Mandatory Palestine United in Opposition to Jewish national law
It was an usual event, although not unprecedented. Palestinians from the West Bank, including East Jerusalem, Gaza as well as Palestinian citizens of Israel carried out a successful one-day strike on Monday. The unusual part is the fact that the strike was called for by the leadership of Palestinians in Israel, and the Palestinians in the West Bank and Gaza followed.
What is unique about this protest is that it was not a reaction to violence by Israel, but it was called for in response to a political act, albeit a damaging one. The protests were called for in opposition to the racist Israeli law that specifies Jews as special members of society, who are allotted unique rights, including the right of self-determination. The Jewish nationality law, which demotes non-Jews to second-class citizens, also gives Jewish settlers in the occupied Palestinian territories unique rights because they are Jews.
The unity of Palestinians from sea to river is also a reflection of the failure of the current peace efforts to produce an end to the Israeli occupation by means of the creation of an independent Palestinian state alongside of Israel. The move will no doubt give support, although not massive, to the idea of equal rights for all in a single state in Israel and Palestine.

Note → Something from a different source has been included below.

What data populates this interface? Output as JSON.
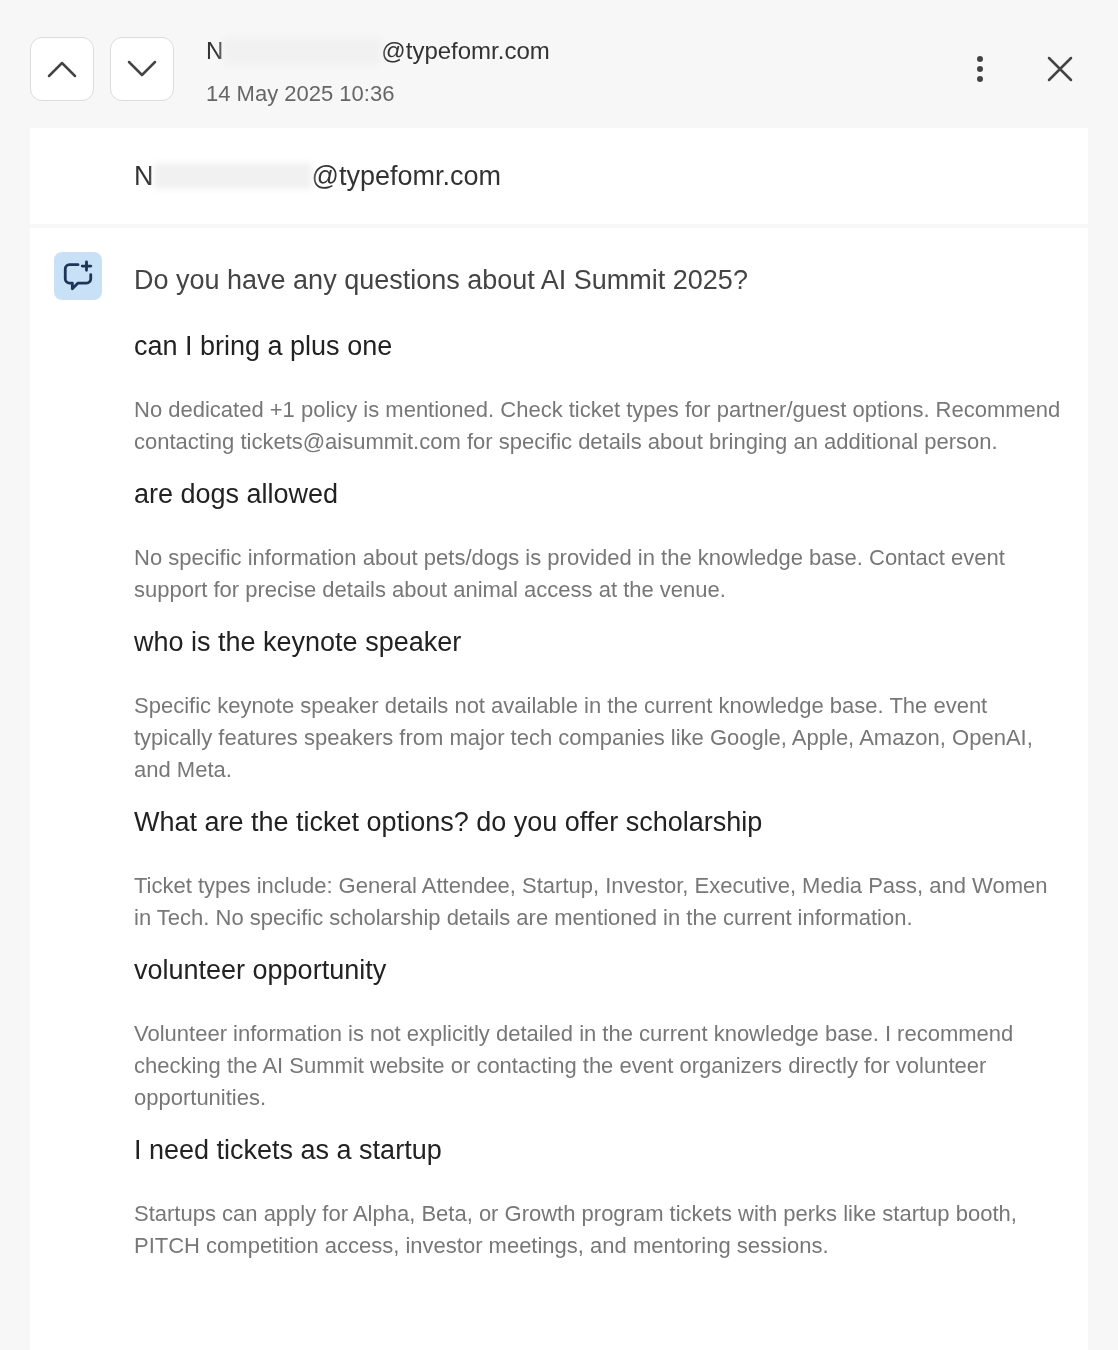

Failure by the international community to help deliver what for many Palestinians was seen as a major historic compromise is a sad day. The world has helped create and sustain the state of Israel in Palestine, but has not been able to enforce the concept of sharing the land, which received legitimacy in the UN in 1947.
It is true that at the time; the Palestinians, who were the vast majority of the population and who owned over 90 per cent of the land, felt that a plan that gave new immigrants to Palestine more land than what was allotted to Palestinians was seen as unjust and unfair.

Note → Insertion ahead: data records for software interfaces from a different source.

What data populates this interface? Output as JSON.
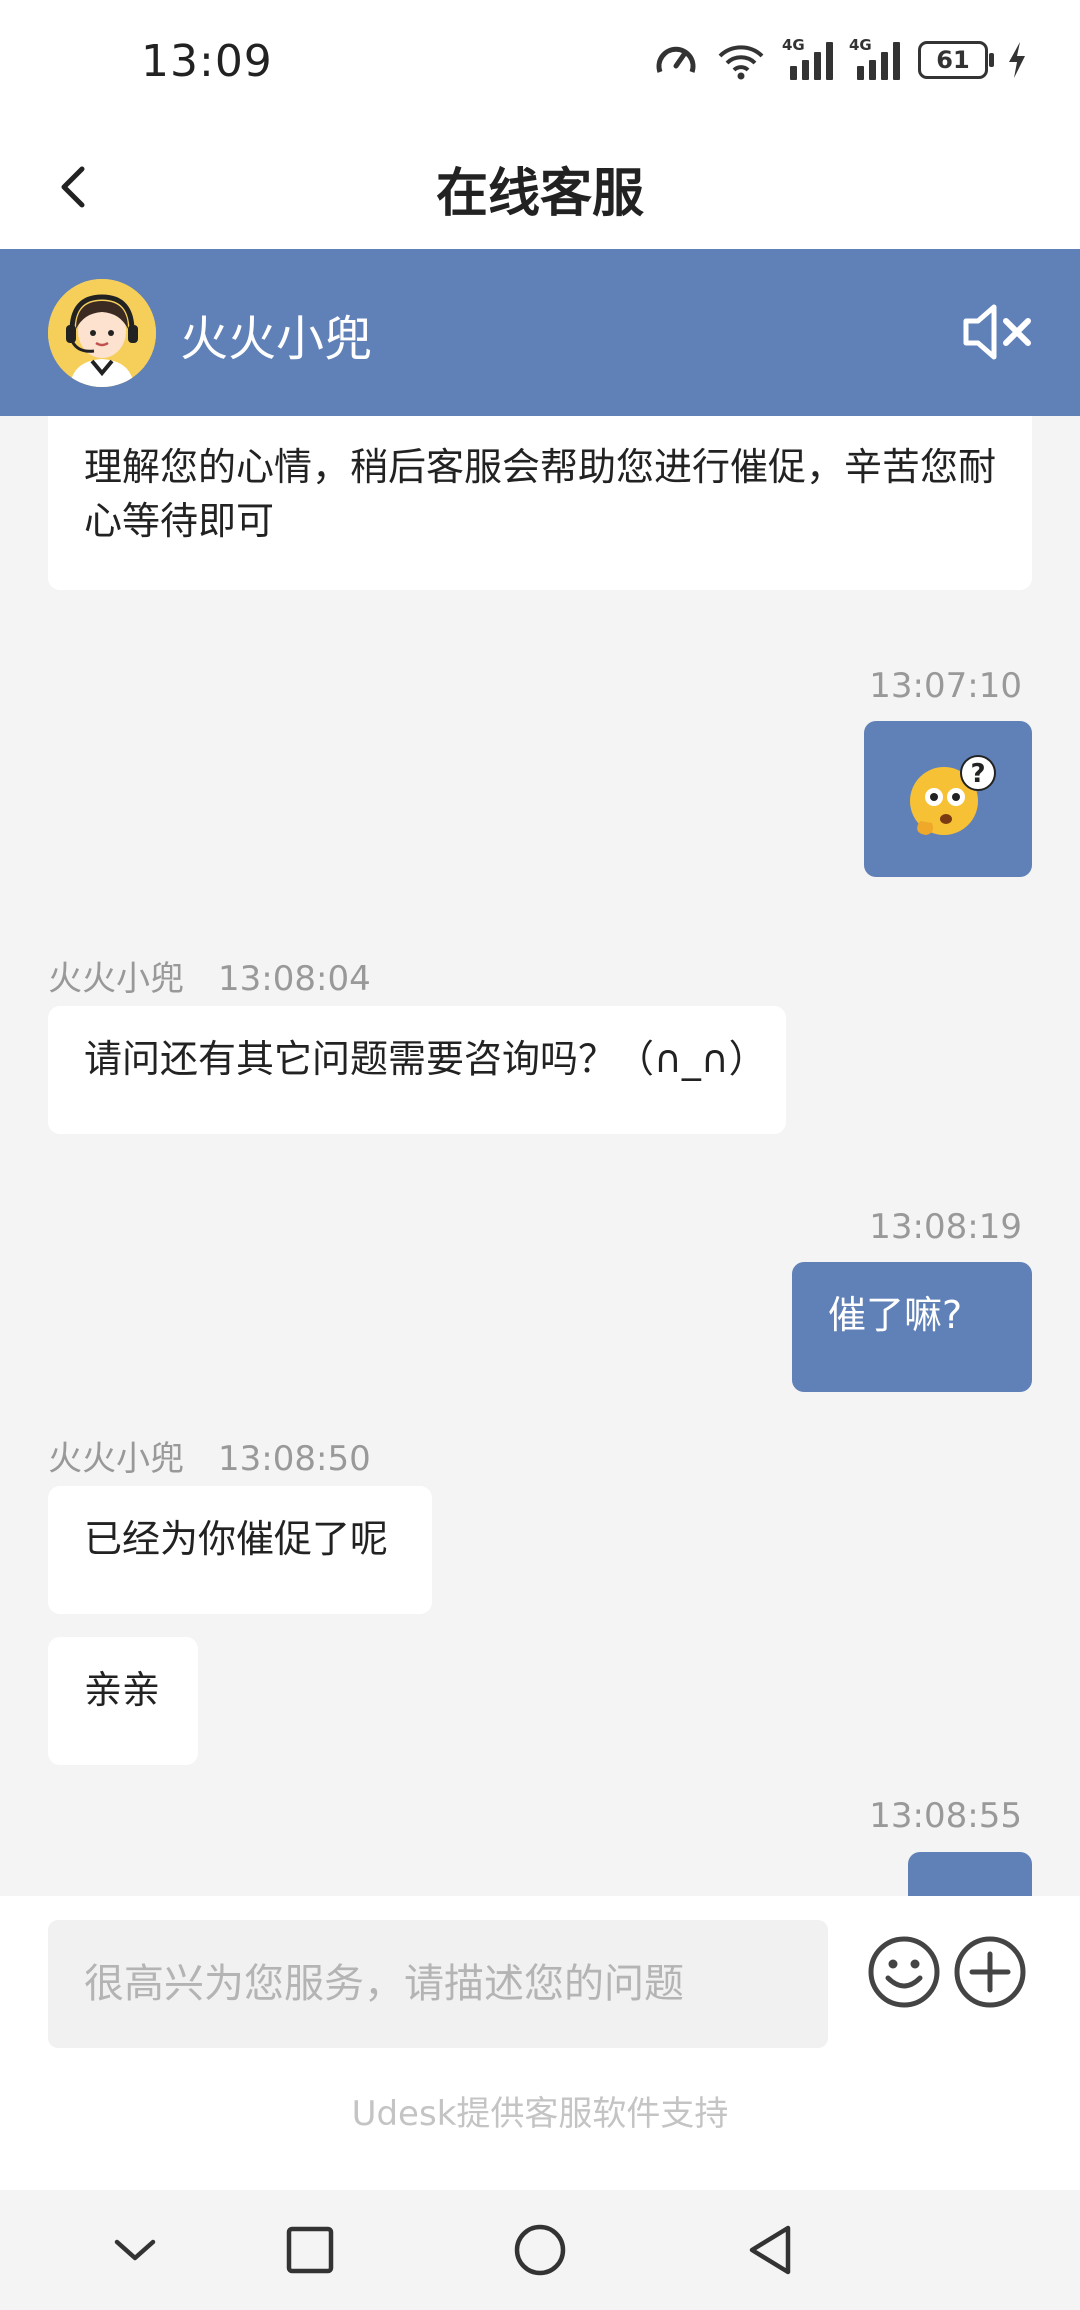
{
  "status_bar": {
    "time": "13:09",
    "network_label_1": "4G",
    "network_label_2": "4G",
    "battery": "61",
    "icons": [
      "speed-meter-icon",
      "wifi-icon",
      "signal-icon",
      "signal-icon",
      "battery-icon",
      "charging-icon"
    ]
  },
  "header": {
    "title": "在线客服",
    "back_icon": "chevron-left-icon"
  },
  "agent": {
    "name": "火火小兜",
    "mute_icon": "speaker-muted-icon"
  },
  "messages": [
    {
      "side": "left",
      "text": "理解您的心情，稍后客服会帮助您进行催促，辛苦您耐心等待即可"
    },
    {
      "side": "right",
      "time": "13:07:10",
      "type": "emoji",
      "emoji": "thinking-question-emoji"
    },
    {
      "side": "left",
      "sender": "火火小兜",
      "time": "13:08:04",
      "text": "请问还有其它问题需要咨询吗？（∩_∩）"
    },
    {
      "side": "right",
      "time": "13:08:19",
      "text": "催了嘛?"
    },
    {
      "side": "left",
      "sender": "火火小兜",
      "time": "13:08:50",
      "text": "已经为你催促了呢"
    },
    {
      "side": "left",
      "text": "亲亲"
    },
    {
      "side": "right",
      "time": "13:08:55",
      "type": "partial"
    }
  ],
  "input": {
    "placeholder": "很高兴为您服务，请描述您的问题",
    "emoji_icon": "smiley-icon",
    "plus_icon": "plus-circle-icon"
  },
  "footer": {
    "powered_by": "Udesk提供客服软件支持"
  },
  "nav": {
    "icons": [
      "chevron-down-icon",
      "square-icon",
      "circle-icon",
      "triangle-back-icon"
    ]
  },
  "colors": {
    "brand": "#6080b8",
    "background": "#f4f4f4"
  }
}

Today, Palestinians are willing to accept an independent state on 22 per cent of mandatory Palestine, but even this historic compromise is being rejected by Israel with the tacit support of the world community.
Many countries, excluding the US, will argue that they support the two-state solution based on the 1967 borders. But while almost the entire world has in fact supported the creation of a Palestinian state, only 137 countries have actually verbally recognised this state. European countries, except for Sweden, have refrained from doing so despite a vote by their own parliaments in favour of such a recognition.
Not only have many countries refrained from a public recognition of Palestine, but they had also failed to hold Israel accountable for its war crimes that included in the last six months alone the premeditated killing by snipers of over 200 unarmed Palestinians. Israel is also about to destroy the small village of Khan Al Ahmar in order to use its land to build yet more illegal Jewish illegal housing units. These illegal housing units in particular are being pushed for by the right-wing government to ensure that there is no continuity between the north and south of the West Bank. The goal is clear; after isolating Gaza, the aim now is to make a contagious independent and sovereign Palestinian state impossible.
The act of unity by Palestinians is an important step, but it is a long way from being part of a non-existent Palestinian national strategy. With internal conflicts continuing within the leading factions of Fateh and Hamas and with apathy on the rise among Palestinians, it is unlikely that these efforts will produce a coherent and effective plan that can produce an end to the Israeli occupation. Much more work, effort and unity are needed to make this national aspiration of Palestinians a reality.